My hormones after the birth of my son, years of untreated depression and not yet diagnosed arthritis, years of bullying and my life catching up on me caused me to attempt at taking my own life. I could not control my thoughts or actions, I knew I was in desperate need of help though. I felt like my mind was lost. I was lost.

When I was right smack in my own nervous break down from two major life altering arthritis diagnosis I contemplated taking my own life daily. I didn’t want to die but I also didn’t want to live a life of pain and fatigue. Death itself scared me. The escape is what I wanted. I knew I had to face my mental health issues face on and it wasn’t going to be easy or quick.
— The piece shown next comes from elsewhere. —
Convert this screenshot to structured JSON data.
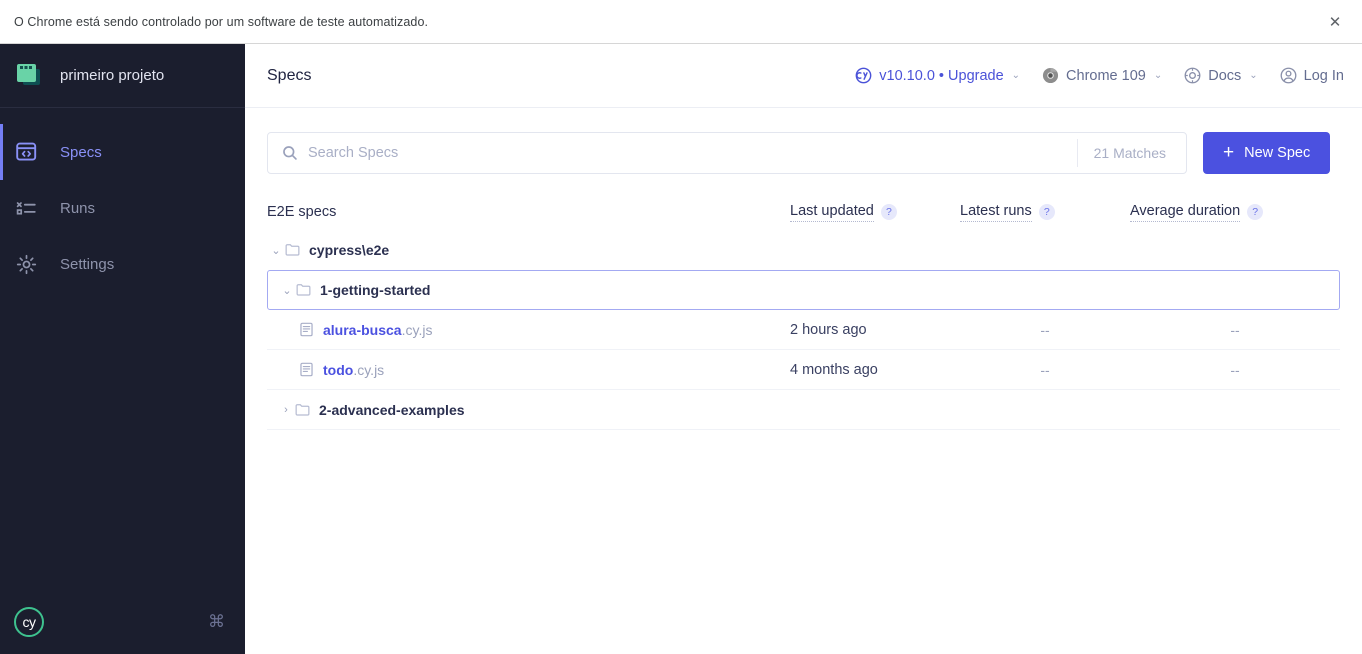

Now I had physical illness to face.

Would you call someone who’s going through heavy duty pharmaceutical drugs that may or may not cause suicidal thoughts and behaviors selfish? I am sure you’ve seen the infomercials for drugs now.
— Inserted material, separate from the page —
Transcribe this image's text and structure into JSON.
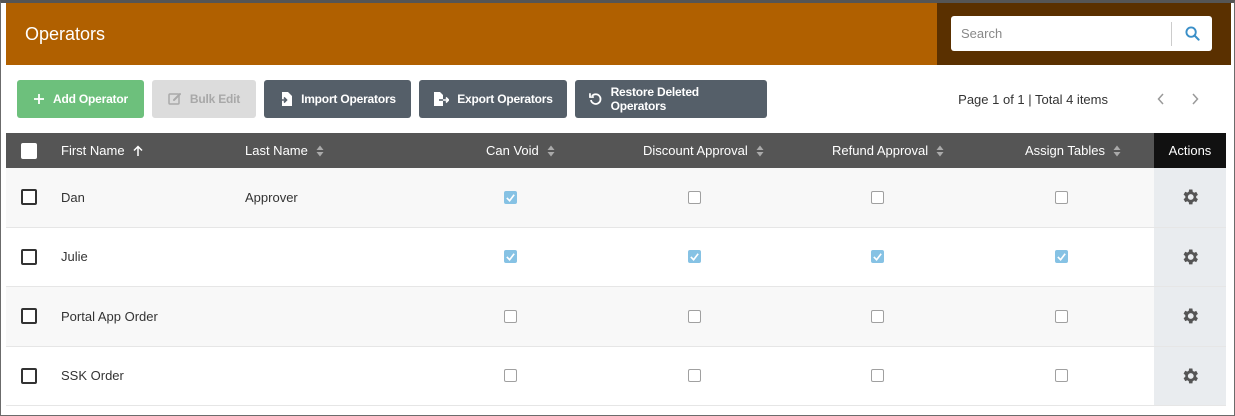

I’ve had to stop a number of pharmaceuticals to treat my RA because may or may not cause suicidal thoughts and even actions. One drug I was told was the mildest, safe to get pregnant on I now have to say I am allergic to because I found myself emailing my rheumatologist at 3 am saying it was giving me suicidal thoughts and actions, my skin was also really itchy. I was only on that drug for 3 weeks.

Sometimes I find the pain of my mental illness far more painful than my three forms of arthritis.
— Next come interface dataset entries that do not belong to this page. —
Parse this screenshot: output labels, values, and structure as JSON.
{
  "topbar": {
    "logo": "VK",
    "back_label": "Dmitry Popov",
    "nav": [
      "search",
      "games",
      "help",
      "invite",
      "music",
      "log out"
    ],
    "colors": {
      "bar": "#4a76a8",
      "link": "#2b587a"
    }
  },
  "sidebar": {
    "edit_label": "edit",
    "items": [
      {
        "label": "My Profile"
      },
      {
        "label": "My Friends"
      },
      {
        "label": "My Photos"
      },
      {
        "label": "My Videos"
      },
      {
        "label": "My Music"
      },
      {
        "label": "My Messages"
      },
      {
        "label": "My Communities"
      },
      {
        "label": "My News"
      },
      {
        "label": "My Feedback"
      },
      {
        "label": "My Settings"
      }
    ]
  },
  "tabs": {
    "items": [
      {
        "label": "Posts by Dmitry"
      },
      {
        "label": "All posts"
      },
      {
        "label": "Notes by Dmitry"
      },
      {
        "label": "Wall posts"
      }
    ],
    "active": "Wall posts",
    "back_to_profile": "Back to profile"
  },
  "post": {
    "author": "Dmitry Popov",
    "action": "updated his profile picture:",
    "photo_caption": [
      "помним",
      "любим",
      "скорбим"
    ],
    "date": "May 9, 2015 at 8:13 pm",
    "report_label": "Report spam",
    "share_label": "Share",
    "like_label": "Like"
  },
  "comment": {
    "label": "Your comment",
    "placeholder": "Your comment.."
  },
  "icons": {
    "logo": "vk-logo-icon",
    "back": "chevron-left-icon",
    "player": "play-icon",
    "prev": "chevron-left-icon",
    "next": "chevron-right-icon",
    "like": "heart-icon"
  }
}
Would you call someone who died of cancer selfish? Who are you to judge the effect a disease has upon someone? They had a long battle with cancer, may they rest in peace now.

What about those that have had a lifelong battle with mental illness? The worst things to happen as a result of mental illness is death, whether it be someone else or their own lives. Mental Illness can cause either.

Is that to say someone who doesn’t live with a chronic illness such as arthritis shouldn’t be depressed or suicidal?


I knew depression and thoughts of suicide long before I knew arthritis. They’ve plagued me since I was a teenager. I didn’t ask for them and they scared me. I feared death, I knew I was young and had a lot of life ahead of me. But my mind kept telling me I would never be anything, no one would love me and I was worthless.

Before being diagnosed with arthritis, if I spoke about my mental health I was being dramatic but I was suffering inside. Part of that is because people will judge me more for my mental illness than what’s happening in the rest of my body. Stigmas hurt many diseases.

What about all the low self esteem issues that have been emotionally beaten into my head from previous adverse childhood experiences? I can’t control what was said or done to me that effected my brain, just like you can’t change or control all disease or injury to the rest of the body. The body needs many different types of specialized therapy, nothing to be ashamed of.

There is also a massive pressure today to succeed, be number one, be the best when we should just focus on being our best selves, not number one. Self acceptance is important to recovery and happiness.

You have the choice to stay.

You can make a difference in your life.

Is it going to be easy? No. Is it going to happen over night? In a few weeks? A month? Probably not. There’s something very rewarding knowing you overcame though, it will show you there is another tomorrow and your inner strength. That day might be another bad day but you just got past this one, the next day might be a good one.